• _What you will do_:
Every line of the data below should be repeated exactly, and no picture should be copied.

• _Data records_:
----------------------------------------

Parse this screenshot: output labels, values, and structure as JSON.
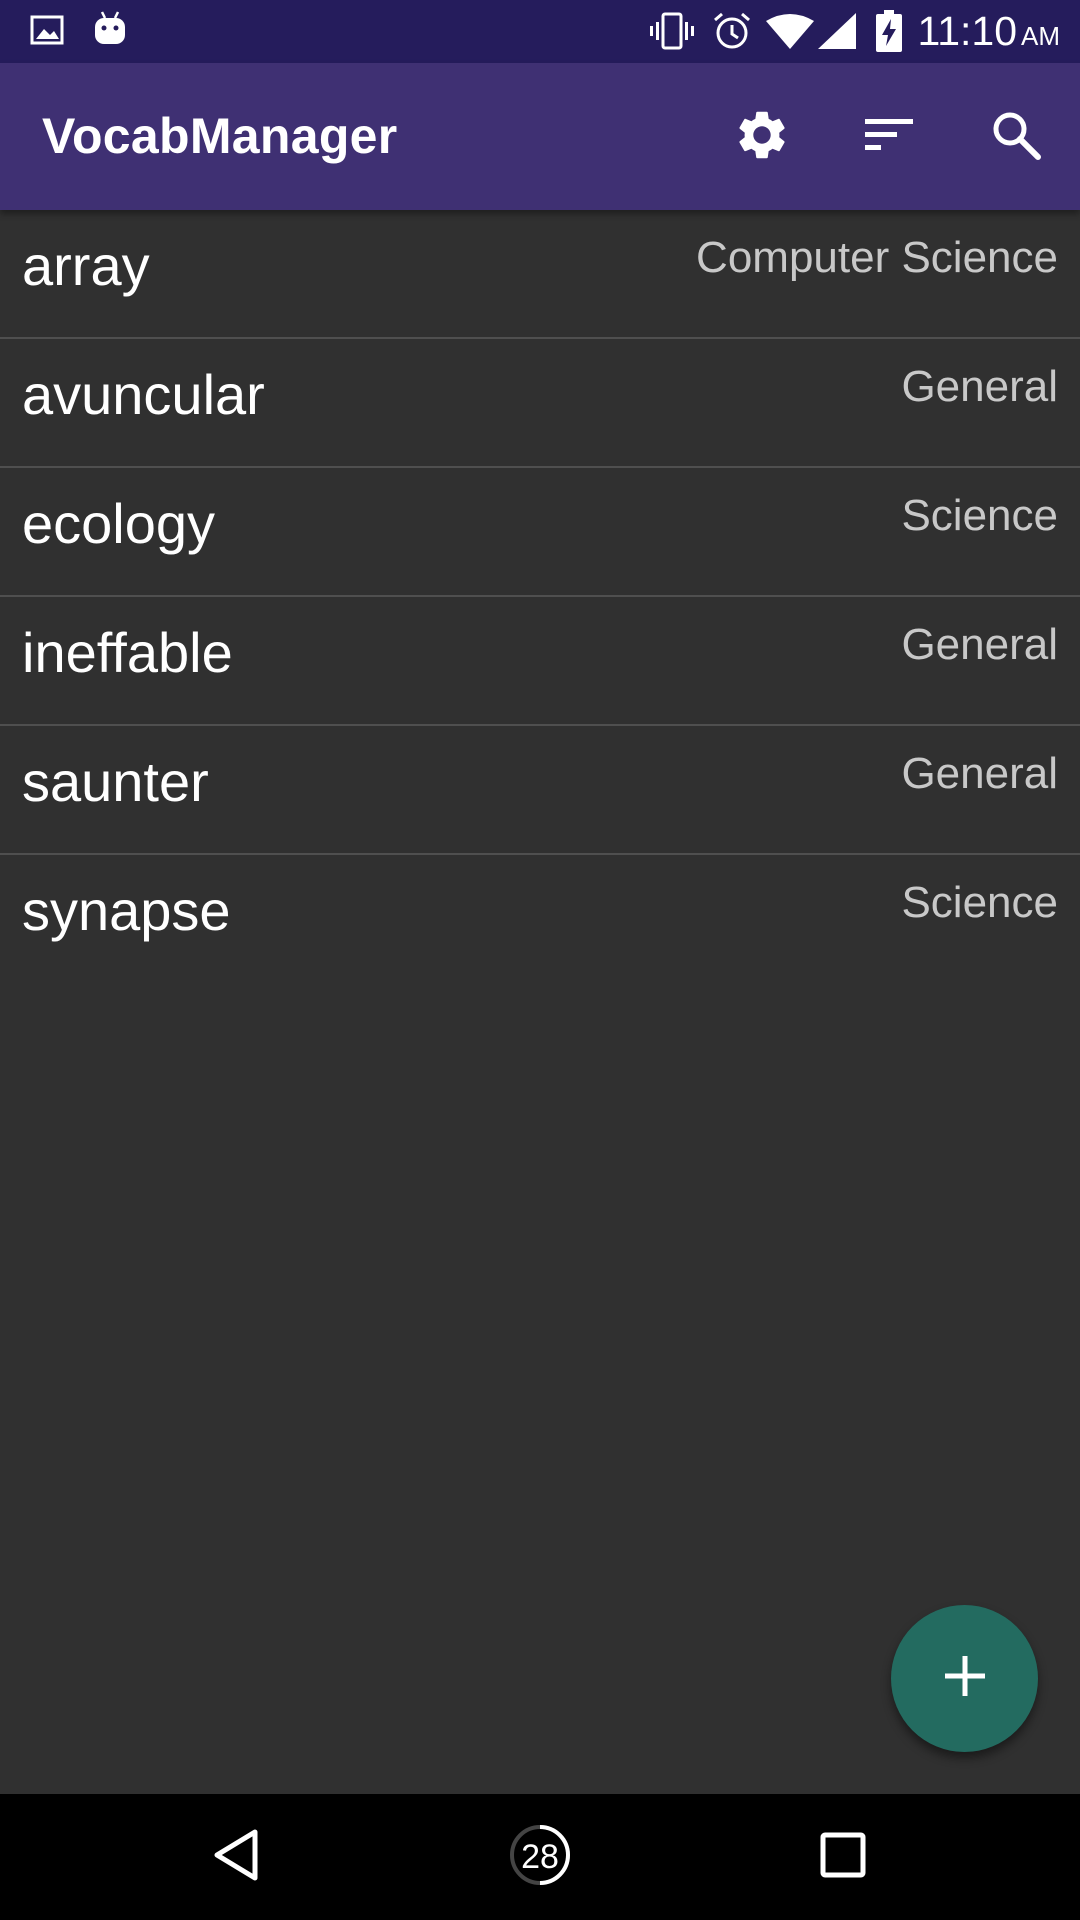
{
  "status_bar": {
    "time": "11:10",
    "ampm": "AM",
    "icons": [
      "image-icon",
      "android-icon",
      "vibrate-icon",
      "alarm-icon",
      "wifi-icon",
      "signal-icon",
      "battery-charging-icon"
    ]
  },
  "app_bar": {
    "title": "VocabManager",
    "actions": [
      "gear-icon",
      "sort-icon",
      "search-icon"
    ]
  },
  "words": [
    {
      "word": "array",
      "category": "Computer Science"
    },
    {
      "word": "avuncular",
      "category": "General"
    },
    {
      "word": "ecology",
      "category": "Science"
    },
    {
      "word": "ineffable",
      "category": "General"
    },
    {
      "word": "saunter",
      "category": "General"
    },
    {
      "word": "synapse",
      "category": "Science"
    }
  ],
  "fab": {
    "icon": "plus-icon"
  },
  "nav_bar": {
    "home_badge": "28",
    "buttons": [
      "back-icon",
      "home-icon",
      "recents-icon"
    ]
  },
  "colors": {
    "status_bar": "#251c5c",
    "app_bar": "#3f3073",
    "background": "#303030",
    "divider": "#4f4f4f",
    "fab": "#236b60",
    "category_text": "#c8c8c8"
  }
}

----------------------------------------

• _Result of this task_:
Parse this screenshot: output labels, values, and structure as JSON.
{
  "status_bar": {
    "time": "11:10",
    "ampm": "AM",
    "icons": [
      "image-icon",
      "android-icon",
      "vibrate-icon",
      "alarm-icon",
      "wifi-icon",
      "signal-icon",
      "battery-charging-icon"
    ]
  },
  "app_bar": {
    "title": "VocabManager",
    "actions": [
      "gear-icon",
      "sort-icon",
      "search-icon"
    ]
  },
  "words": [
    {
      "word": "array",
      "category": "Computer Science"
    },
    {
      "word": "avuncular",
      "category": "General"
    },
    {
      "word": "ecology",
      "category": "Science"
    },
    {
      "word": "ineffable",
      "category": "General"
    },
    {
      "word": "saunter",
      "category": "General"
    },
    {
      "word": "synapse",
      "category": "Science"
    }
  ],
  "fab": {
    "icon": "plus-icon"
  },
  "nav_bar": {
    "home_badge": "28",
    "buttons": [
      "back-icon",
      "home-icon",
      "recents-icon"
    ]
  },
  "colors": {
    "status_bar": "#251c5c",
    "app_bar": "#3f3073",
    "background": "#303030",
    "divider": "#4f4f4f",
    "fab": "#236b60",
    "category_text": "#c8c8c8"
  }
}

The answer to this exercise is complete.